● **Provided information**
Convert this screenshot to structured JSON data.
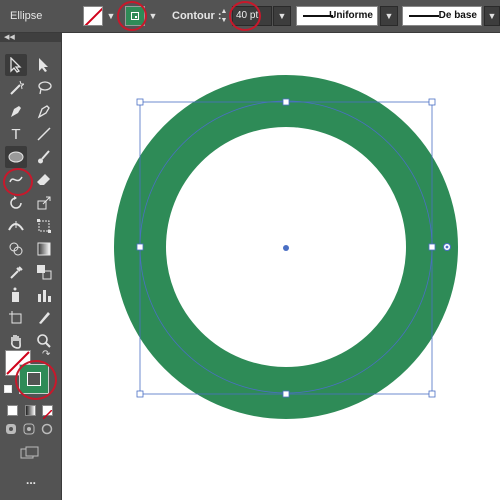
{
  "control_bar": {
    "object_type": "Ellipse",
    "fill_swatch": {
      "icon": "no-fill-swatch-icon"
    },
    "stroke_swatch": {
      "color": "#2e8b57",
      "icon": "stroke-swatch-icon"
    },
    "stroke_label": "Contour :",
    "stroke_weight": "40 pt",
    "variable_width_profile": "Uniforme",
    "brush_definition": "De base"
  },
  "toolbar": {
    "selected_tool": "ellipse-tool",
    "tools": [
      "selection-tool",
      "direct-selection-tool",
      "magic-wand-tool",
      "lasso-tool",
      "pen-tool",
      "curvature-tool",
      "type-tool",
      "line-segment-tool",
      "ellipse-tool",
      "paintbrush-tool",
      "shaper-tool",
      "eraser-tool",
      "rotate-tool",
      "scale-tool",
      "width-tool",
      "free-transform-tool",
      "shape-builder-tool",
      "gradient-tool",
      "eyedropper-tool",
      "blend-tool",
      "symbol-sprayer-tool",
      "column-graph-tool",
      "artboard-tool",
      "slice-tool",
      "hand-tool",
      "zoom-tool"
    ],
    "fill_stroke": {
      "fill": "none",
      "stroke": "#2e8b57"
    },
    "more_tools": "..."
  },
  "canvas": {
    "shape": "ellipse",
    "stroke_color": "#2e8b57",
    "fill": "none",
    "selection_color": "#4a6fc4"
  }
}
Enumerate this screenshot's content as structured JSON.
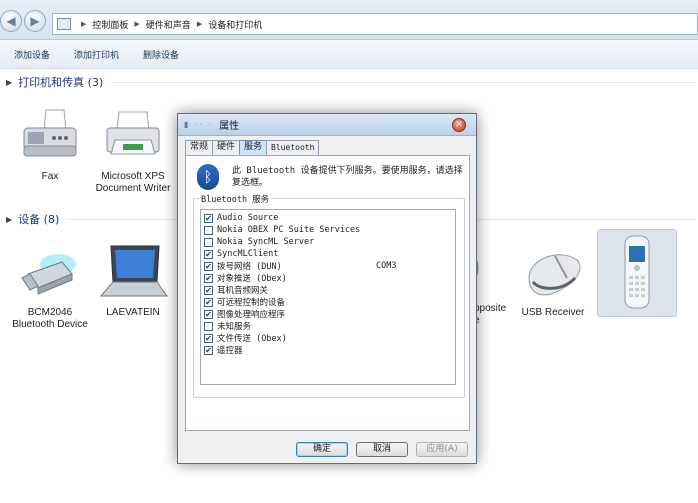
{
  "breadcrumb": [
    "控制面板",
    "硬件和声音",
    "设备和打印机"
  ],
  "toolbar": {
    "add_device": "添加设备",
    "add_printer": "添加打印机",
    "remove_device": "删除设备"
  },
  "groups": {
    "printers": {
      "title": "打印机和传真 (3)"
    },
    "devices": {
      "title": "设备 (8)"
    }
  },
  "printers": {
    "fax": "Fax",
    "xps": "Microsoft XPS Document Writer"
  },
  "devices": {
    "bcm": "BCM2046 Bluetooth Device",
    "laptop": "LAEVATEIN",
    "composite": "oposite",
    "composite_2": "e",
    "usb_receiver": "USB Receiver"
  },
  "dialog": {
    "title": "属性",
    "tabs": [
      "常规",
      "硬件",
      "服务",
      "Bluetooth"
    ],
    "description": "此 Bluetooth 设备提供下列服务。要使用服务，请选择复选框。",
    "group_label": "Bluetooth 服务",
    "services": [
      {
        "name": "Audio Source",
        "checked": true,
        "port": ""
      },
      {
        "name": "Nokia OBEX PC Suite Services",
        "checked": false,
        "port": ""
      },
      {
        "name": "Nokia SyncML Server",
        "checked": false,
        "port": ""
      },
      {
        "name": "SyncMLClient",
        "checked": true,
        "port": ""
      },
      {
        "name": "拨号网络 (DUN)",
        "checked": true,
        "port": "COM3"
      },
      {
        "name": "对象推送 (Obex)",
        "checked": true,
        "port": ""
      },
      {
        "name": "耳机音频网关",
        "checked": true,
        "port": ""
      },
      {
        "name": "可远程控制的设备",
        "checked": true,
        "port": ""
      },
      {
        "name": "图像处理响应程序",
        "checked": true,
        "port": ""
      },
      {
        "name": "未知服务",
        "checked": false,
        "port": ""
      },
      {
        "name": "文件传送 (Obex)",
        "checked": true,
        "port": ""
      },
      {
        "name": "遥控器",
        "checked": true,
        "port": ""
      }
    ],
    "buttons": {
      "ok": "确定",
      "cancel": "取消",
      "apply": "应用(A)"
    }
  },
  "icons": [
    "back-icon",
    "forward-icon",
    "control-panel-icon",
    "fax-icon",
    "printer-icon",
    "usb-bluetooth-dongle-icon",
    "laptop-icon",
    "webcam-icon",
    "mouse-icon",
    "mobile-phone-icon",
    "bluetooth-icon",
    "close-icon"
  ]
}
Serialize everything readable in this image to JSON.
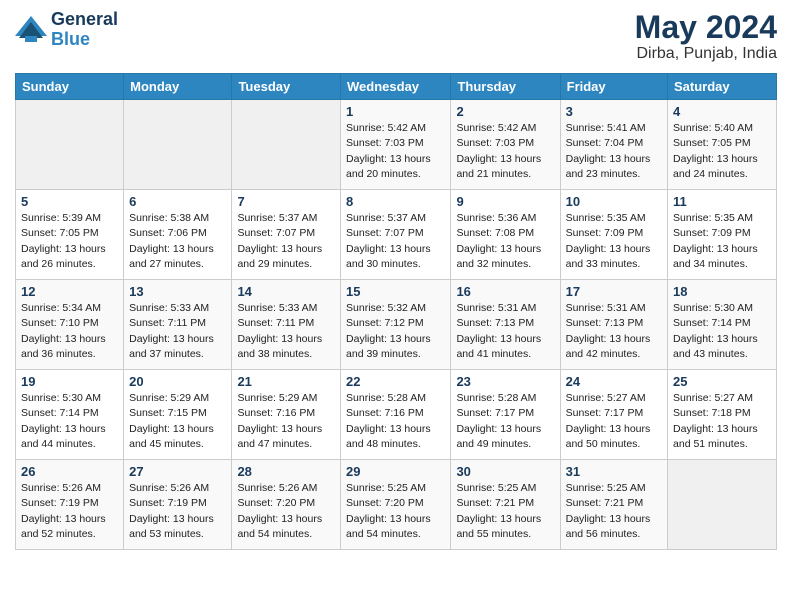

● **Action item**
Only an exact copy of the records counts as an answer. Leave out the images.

● **Worked solution**
Convert this screenshot to structured JSON data.
{
  "control_bar": {
    "object_type": "Ellipse",
    "fill_swatch": {
      "icon": "no-fill-swatch-icon"
    },
    "stroke_swatch": {
      "color": "#2e8b57",
      "icon": "stroke-swatch-icon"
    },
    "stroke_label": "Contour :",
    "stroke_weight": "40 pt",
    "variable_width_profile": "Uniforme",
    "brush_definition": "De base"
  },
  "toolbar": {
    "selected_tool": "ellipse-tool",
    "tools": [
      "selection-tool",
      "direct-selection-tool",
      "magic-wand-tool",
      "lasso-tool",
      "pen-tool",
      "curvature-tool",
      "type-tool",
      "line-segment-tool",
      "ellipse-tool",
      "paintbrush-tool",
      "shaper-tool",
      "eraser-tool",
      "rotate-tool",
      "scale-tool",
      "width-tool",
      "free-transform-tool",
      "shape-builder-tool",
      "gradient-tool",
      "eyedropper-tool",
      "blend-tool",
      "symbol-sprayer-tool",
      "column-graph-tool",
      "artboard-tool",
      "slice-tool",
      "hand-tool",
      "zoom-tool"
    ],
    "fill_stroke": {
      "fill": "none",
      "stroke": "#2e8b57"
    },
    "more_tools": "..."
  },
  "canvas": {
    "shape": "ellipse",
    "stroke_color": "#2e8b57",
    "fill": "none",
    "selection_color": "#4a6fc4"
  }
}
Enumerate this screenshot's content as structured JSON.
{
  "breadcrumb": [
    "控制面板",
    "硬件和声音",
    "设备和打印机"
  ],
  "toolbar": {
    "add_device": "添加设备",
    "add_printer": "添加打印机",
    "remove_device": "删除设备"
  },
  "groups": {
    "printers": {
      "title": "打印机和传真 (3)"
    },
    "devices": {
      "title": "设备 (8)"
    }
  },
  "printers": {
    "fax": "Fax",
    "xps": "Microsoft XPS Document Writer"
  },
  "devices": {
    "bcm": "BCM2046 Bluetooth Device",
    "laptop": "LAEVATEIN",
    "composite": "oposite",
    "composite_2": "e",
    "usb_receiver": "USB Receiver"
  },
  "dialog": {
    "title": "属性",
    "tabs": [
      "常规",
      "硬件",
      "服务",
      "Bluetooth"
    ],
    "description": "此 Bluetooth 设备提供下列服务。要使用服务，请选择复选框。",
    "group_label": "Bluetooth 服务",
    "services": [
      {
        "name": "Audio Source",
        "checked": true,
        "port": ""
      },
      {
        "name": "Nokia OBEX PC Suite Services",
        "checked": false,
        "port": ""
      },
      {
        "name": "Nokia SyncML Server",
        "checked": false,
        "port": ""
      },
      {
        "name": "SyncMLClient",
        "checked": true,
        "port": ""
      },
      {
        "name": "拨号网络 (DUN)",
        "checked": true,
        "port": "COM3"
      },
      {
        "name": "对象推送 (Obex)",
        "checked": true,
        "port": ""
      },
      {
        "name": "耳机音频网关",
        "checked": true,
        "port": ""
      },
      {
        "name": "可远程控制的设备",
        "checked": true,
        "port": ""
      },
      {
        "name": "图像处理响应程序",
        "checked": true,
        "port": ""
      },
      {
        "name": "未知服务",
        "checked": false,
        "port": ""
      },
      {
        "name": "文件传送 (Obex)",
        "checked": true,
        "port": ""
      },
      {
        "name": "遥控器",
        "checked": true,
        "port": ""
      }
    ],
    "buttons": {
      "ok": "确定",
      "cancel": "取消",
      "apply": "应用(A)"
    }
  },
  "icons": [
    "back-icon",
    "forward-icon",
    "control-panel-icon",
    "fax-icon",
    "printer-icon",
    "usb-bluetooth-dongle-icon",
    "laptop-icon",
    "webcam-icon",
    "mouse-icon",
    "mobile-phone-icon",
    "bluetooth-icon",
    "close-icon"
  ]
}
Serialize everything readable in this image to JSON.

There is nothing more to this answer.